> _Extracted data_:

# # # # #

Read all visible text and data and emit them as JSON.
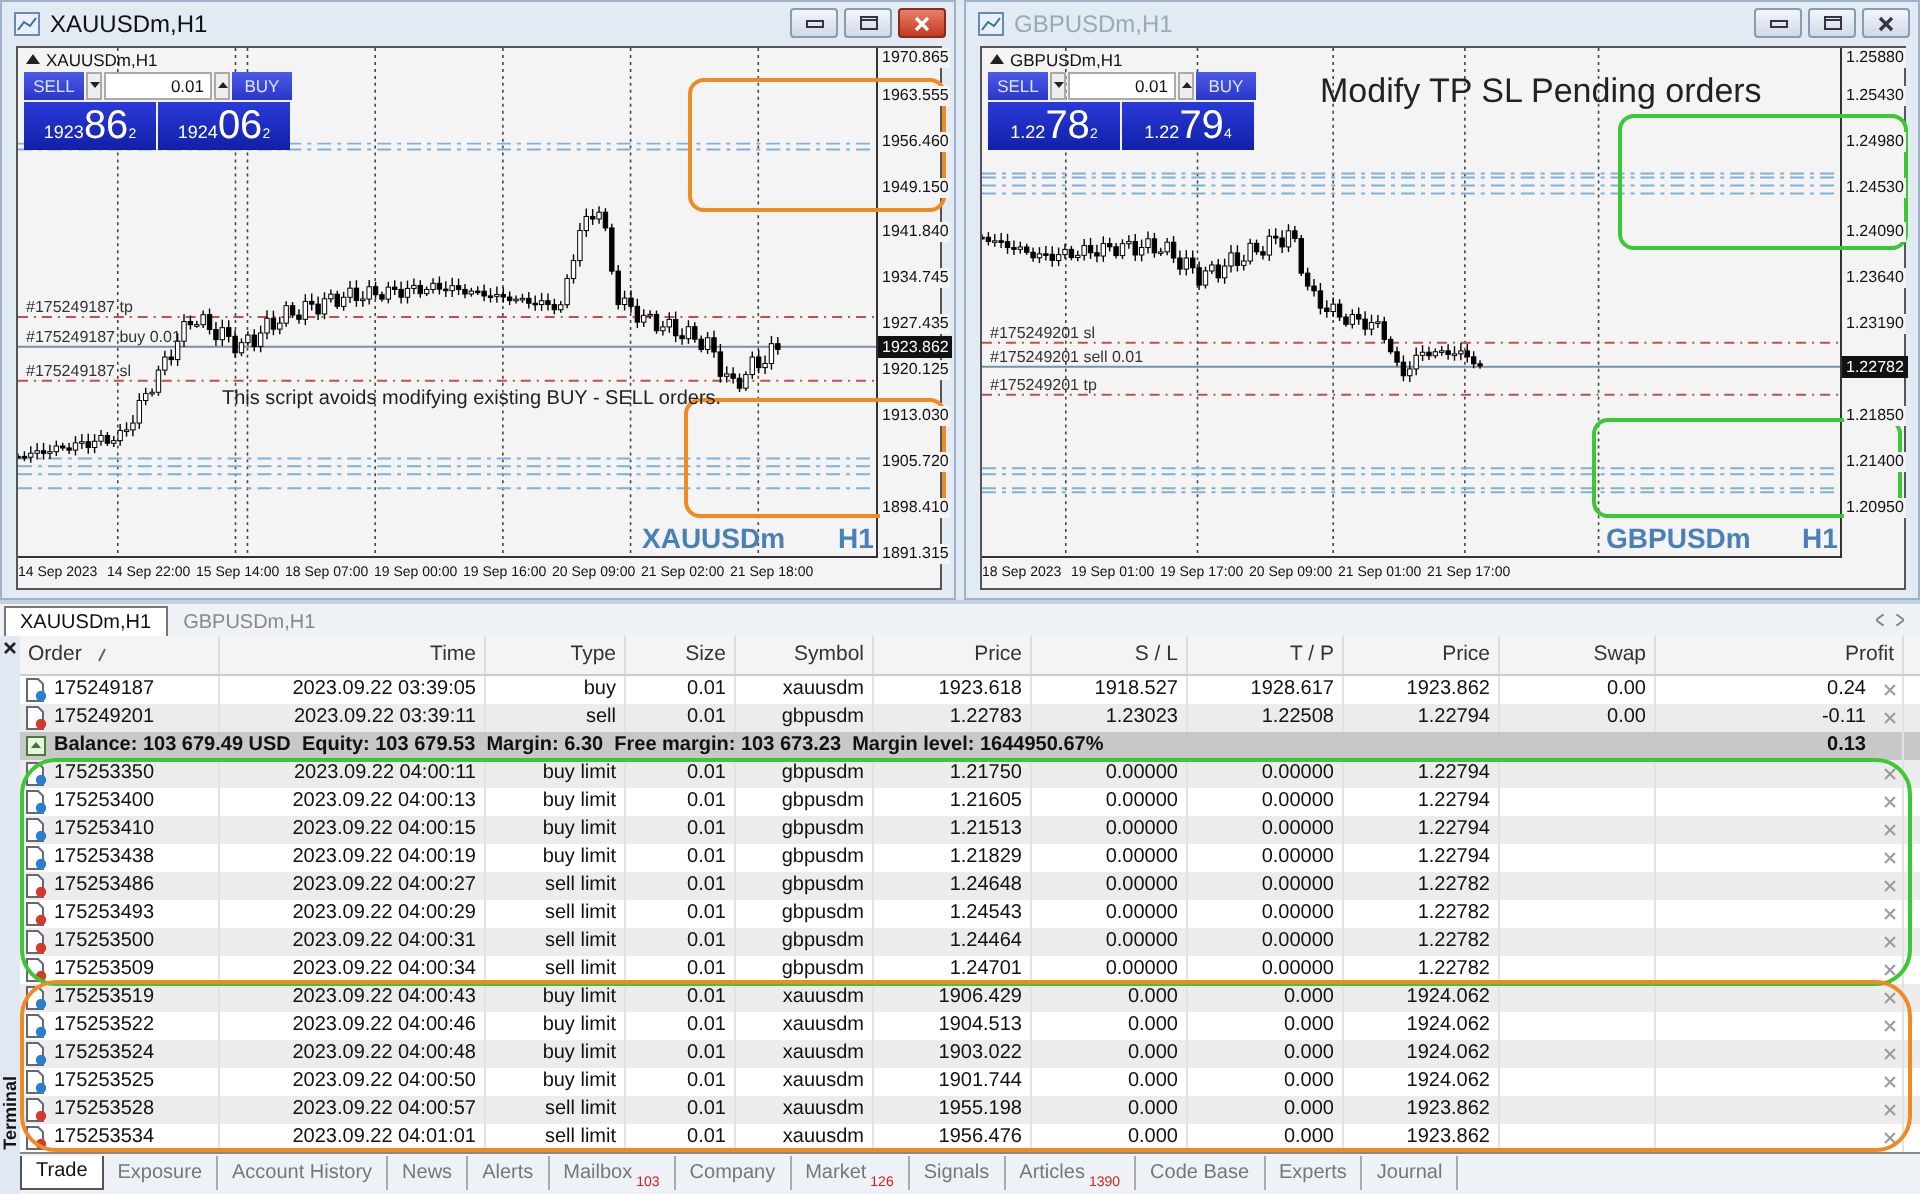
{
  "charts": [
    {
      "title": "XAUUSDm,H1",
      "active": true,
      "inner_label": "XAUUSDm,H1",
      "trade_panel": {
        "sell": "SELL",
        "lot": "0.01",
        "buy": "BUY",
        "bid": {
          "head": "1923",
          "big": "86",
          "tail": "2"
        },
        "ask": {
          "head": "1924",
          "big": "06",
          "tail": "2"
        }
      },
      "price_ticks": [
        "1970.865",
        "1963.555",
        "1956.460",
        "1949.150",
        "1941.840",
        "1934.745",
        "1927.435",
        "1920.125",
        "1913.030",
        "1905.720",
        "1898.410",
        "1891.315"
      ],
      "current_price": "1923.862",
      "time_labels": [
        "14 Sep 2023",
        "14 Sep 22:00",
        "15 Sep 14:00",
        "18 Sep 07:00",
        "19 Sep 00:00",
        "19 Sep 16:00",
        "20 Sep 09:00",
        "21 Sep 02:00",
        "21 Sep 18:00"
      ],
      "order_lines": [
        {
          "label": "#175249187 tp",
          "kind": "tp"
        },
        {
          "label": "#175249187 buy 0.01",
          "kind": "entry"
        },
        {
          "label": "#175249187 sl",
          "kind": "sl"
        }
      ],
      "caption": {
        "kind": "note",
        "text": "This script avoids modifying existing BUY - SELL orders."
      },
      "symbol_mark": "XAUUSDm",
      "period_mark": "H1"
    },
    {
      "title": "GBPUSDm,H1",
      "active": false,
      "inner_label": "GBPUSDm,H1",
      "trade_panel": {
        "sell": "SELL",
        "lot": "0.01",
        "buy": "BUY",
        "bid": {
          "head": "1.22",
          "big": "78",
          "tail": "2"
        },
        "ask": {
          "head": "1.22",
          "big": "79",
          "tail": "4"
        }
      },
      "price_ticks": [
        "1.25880",
        "1.25430",
        "1.24980",
        "1.24530",
        "1.24090",
        "1.23640",
        "1.23190",
        "1.21850",
        "1.21400",
        "1.20950"
      ],
      "current_price": "1.22782",
      "time_labels": [
        "18 Sep 2023",
        "19 Sep 01:00",
        "19 Sep 17:00",
        "20 Sep 09:00",
        "21 Sep 01:00",
        "21 Sep 17:00"
      ],
      "order_lines": [
        {
          "label": "#175249201 sl",
          "kind": "sl"
        },
        {
          "label": "#175249201 sell 0.01",
          "kind": "entry"
        },
        {
          "label": "#175249201 tp",
          "kind": "tp"
        }
      ],
      "caption": {
        "kind": "headline",
        "text": "Modify TP SL Pending orders"
      },
      "symbol_mark": "GBPUSDm",
      "period_mark": "H1"
    }
  ],
  "chart_tabs": [
    {
      "label": "XAUUSDm,H1",
      "selected": true
    },
    {
      "label": "GBPUSDm,H1",
      "selected": false
    }
  ],
  "terminal_label": "Terminal",
  "table": {
    "columns": [
      "Order",
      "Time",
      "Type",
      "Size",
      "Symbol",
      "Price",
      "S / L",
      "T / P",
      "Price",
      "Swap",
      "Profit"
    ],
    "rows": [
      {
        "kind": "buy",
        "cells": [
          "175249187",
          "2023.09.22 03:39:05",
          "buy",
          "0.01",
          "xauusdm",
          "1923.618",
          "1918.527",
          "1928.617",
          "1923.862",
          "0.00",
          "0.24"
        ]
      },
      {
        "kind": "sell",
        "cells": [
          "175249201",
          "2023.09.22 03:39:11",
          "sell",
          "0.01",
          "gbpusdm",
          "1.22783",
          "1.23023",
          "1.22508",
          "1.22794",
          "0.00",
          "-0.11"
        ]
      },
      {
        "kind": "balance",
        "text": "Balance: 103 679.49 USD  Equity: 103 679.53  Margin: 6.30  Free margin: 103 673.23  Margin level: 1644950.67%",
        "profit": "0.13"
      },
      {
        "kind": "buy",
        "cells": [
          "175253350",
          "2023.09.22 04:00:11",
          "buy limit",
          "0.01",
          "gbpusdm",
          "1.21750",
          "0.00000",
          "0.00000",
          "1.22794"
        ]
      },
      {
        "kind": "buy",
        "cells": [
          "175253400",
          "2023.09.22 04:00:13",
          "buy limit",
          "0.01",
          "gbpusdm",
          "1.21605",
          "0.00000",
          "0.00000",
          "1.22794"
        ]
      },
      {
        "kind": "buy",
        "cells": [
          "175253410",
          "2023.09.22 04:00:15",
          "buy limit",
          "0.01",
          "gbpusdm",
          "1.21513",
          "0.00000",
          "0.00000",
          "1.22794"
        ]
      },
      {
        "kind": "buy",
        "cells": [
          "175253438",
          "2023.09.22 04:00:19",
          "buy limit",
          "0.01",
          "gbpusdm",
          "1.21829",
          "0.00000",
          "0.00000",
          "1.22794"
        ]
      },
      {
        "kind": "sell",
        "cells": [
          "175253486",
          "2023.09.22 04:00:27",
          "sell limit",
          "0.01",
          "gbpusdm",
          "1.24648",
          "0.00000",
          "0.00000",
          "1.22782"
        ]
      },
      {
        "kind": "sell",
        "cells": [
          "175253493",
          "2023.09.22 04:00:29",
          "sell limit",
          "0.01",
          "gbpusdm",
          "1.24543",
          "0.00000",
          "0.00000",
          "1.22782"
        ]
      },
      {
        "kind": "sell",
        "cells": [
          "175253500",
          "2023.09.22 04:00:31",
          "sell limit",
          "0.01",
          "gbpusdm",
          "1.24464",
          "0.00000",
          "0.00000",
          "1.22782"
        ]
      },
      {
        "kind": "sell",
        "cells": [
          "175253509",
          "2023.09.22 04:00:34",
          "sell limit",
          "0.01",
          "gbpusdm",
          "1.24701",
          "0.00000",
          "0.00000",
          "1.22782"
        ]
      },
      {
        "kind": "buy",
        "cells": [
          "175253519",
          "2023.09.22 04:00:43",
          "buy limit",
          "0.01",
          "xauusdm",
          "1906.429",
          "0.000",
          "0.000",
          "1924.062"
        ]
      },
      {
        "kind": "buy",
        "cells": [
          "175253522",
          "2023.09.22 04:00:46",
          "buy limit",
          "0.01",
          "xauusdm",
          "1904.513",
          "0.000",
          "0.000",
          "1924.062"
        ]
      },
      {
        "kind": "buy",
        "cells": [
          "175253524",
          "2023.09.22 04:00:48",
          "buy limit",
          "0.01",
          "xauusdm",
          "1903.022",
          "0.000",
          "0.000",
          "1924.062"
        ]
      },
      {
        "kind": "buy",
        "cells": [
          "175253525",
          "2023.09.22 04:00:50",
          "buy limit",
          "0.01",
          "xauusdm",
          "1901.744",
          "0.000",
          "0.000",
          "1924.062"
        ]
      },
      {
        "kind": "sell",
        "cells": [
          "175253528",
          "2023.09.22 04:00:57",
          "sell limit",
          "0.01",
          "xauusdm",
          "1955.198",
          "0.000",
          "0.000",
          "1923.862"
        ]
      },
      {
        "kind": "sell",
        "cells": [
          "175253534",
          "2023.09.22 04:01:01",
          "sell limit",
          "0.01",
          "xauusdm",
          "1956.476",
          "0.000",
          "0.000",
          "1923.862"
        ]
      }
    ]
  },
  "bottom_tabs": [
    {
      "label": "Trade",
      "selected": true
    },
    {
      "label": "Exposure",
      "selected": false
    },
    {
      "label": "Account History",
      "selected": false
    },
    {
      "label": "News",
      "selected": false
    },
    {
      "label": "Alerts",
      "selected": false
    },
    {
      "label": "Mailbox",
      "badge": "103",
      "selected": false
    },
    {
      "label": "Company",
      "selected": false
    },
    {
      "label": "Market",
      "badge": "126",
      "selected": false
    },
    {
      "label": "Signals",
      "selected": false
    },
    {
      "label": "Articles",
      "badge": "1390",
      "selected": false
    },
    {
      "label": "Code Base",
      "selected": false
    },
    {
      "label": "Experts",
      "selected": false
    },
    {
      "label": "Journal",
      "selected": false
    }
  ]
}
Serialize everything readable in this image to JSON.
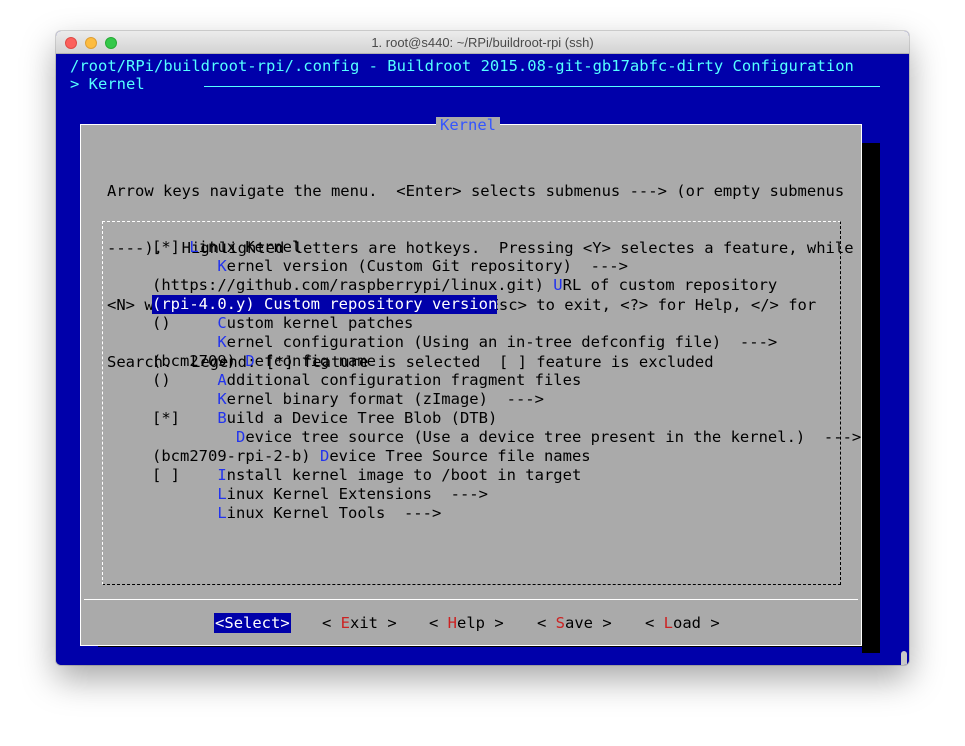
{
  "window": {
    "title": "1. root@s440: ~/RPi/buildroot-rpi (ssh)"
  },
  "header": {
    "path": "/root/RPi/buildroot-rpi/.config - Buildroot 2015.08-git-gb17abfc-dirty Configuration",
    "breadcrumb": "> Kernel"
  },
  "dialog": {
    "title": "Kernel",
    "help_lines": [
      "Arrow keys navigate the menu.  <Enter> selects submenus ---> (or empty submenus",
      "----).  Highlighted letters are hotkeys.  Pressing <Y> selectes a feature, while",
      "<N> will exclude a feature.  Press <Esc><Esc> to exit, <?> for Help, </> for",
      "Search.  Legend: [*] feature is selected  [ ] feature is excluded"
    ]
  },
  "menu": [
    {
      "prefix": "[*] ",
      "hotkey": "L",
      "rest": "inux Kernel"
    },
    {
      "prefix": "       ",
      "hotkey": "K",
      "rest": "ernel version (Custom Git repository)  --->"
    },
    {
      "prefix": "(https://github.com/raspberrypi/linux.git) ",
      "hotkey": "U",
      "rest": "RL of custom repository"
    },
    {
      "prefix": "(rpi-4.0.y) ",
      "hotkey": "C",
      "rest": "ustom repository version",
      "selected": true
    },
    {
      "prefix": "()     ",
      "hotkey": "C",
      "rest": "ustom kernel patches"
    },
    {
      "prefix": "       ",
      "hotkey": "K",
      "rest": "ernel configuration (Using an in-tree defconfig file)  --->"
    },
    {
      "prefix": "(bcm2709) ",
      "hotkey": "D",
      "rest": "efconfig name"
    },
    {
      "prefix": "()     ",
      "hotkey": "A",
      "rest": "dditional configuration fragment files"
    },
    {
      "prefix": "       ",
      "hotkey": "K",
      "rest": "ernel binary format (zImage)  --->"
    },
    {
      "prefix": "[*]    ",
      "hotkey": "B",
      "rest": "uild a Device Tree Blob (DTB)"
    },
    {
      "prefix": "         ",
      "hotkey": "D",
      "rest": "evice tree source (Use a device tree present in the kernel.)  --->"
    },
    {
      "prefix": "(bcm2709-rpi-2-b) ",
      "hotkey": "D",
      "rest": "evice Tree Source file names"
    },
    {
      "prefix": "[ ]    ",
      "hotkey": "I",
      "rest": "nstall kernel image to /boot in target"
    },
    {
      "prefix": "       ",
      "hotkey": "L",
      "rest": "inux Kernel Extensions  --->"
    },
    {
      "prefix": "       ",
      "hotkey": "L",
      "rest": "inux Kernel Tools  --->"
    }
  ],
  "buttons": [
    {
      "left": "<",
      "key": "S",
      "rest": "elect",
      "right": ">",
      "active": true
    },
    {
      "left": "< ",
      "key": "E",
      "rest": "xit",
      "right": " >"
    },
    {
      "left": "< ",
      "key": "H",
      "rest": "elp",
      "right": " >"
    },
    {
      "left": "< ",
      "key": "S",
      "rest": "ave",
      "right": " >"
    },
    {
      "left": "< ",
      "key": "L",
      "rest": "oad",
      "right": " >"
    }
  ]
}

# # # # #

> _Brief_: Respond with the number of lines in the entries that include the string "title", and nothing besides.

> _Answer section_: 4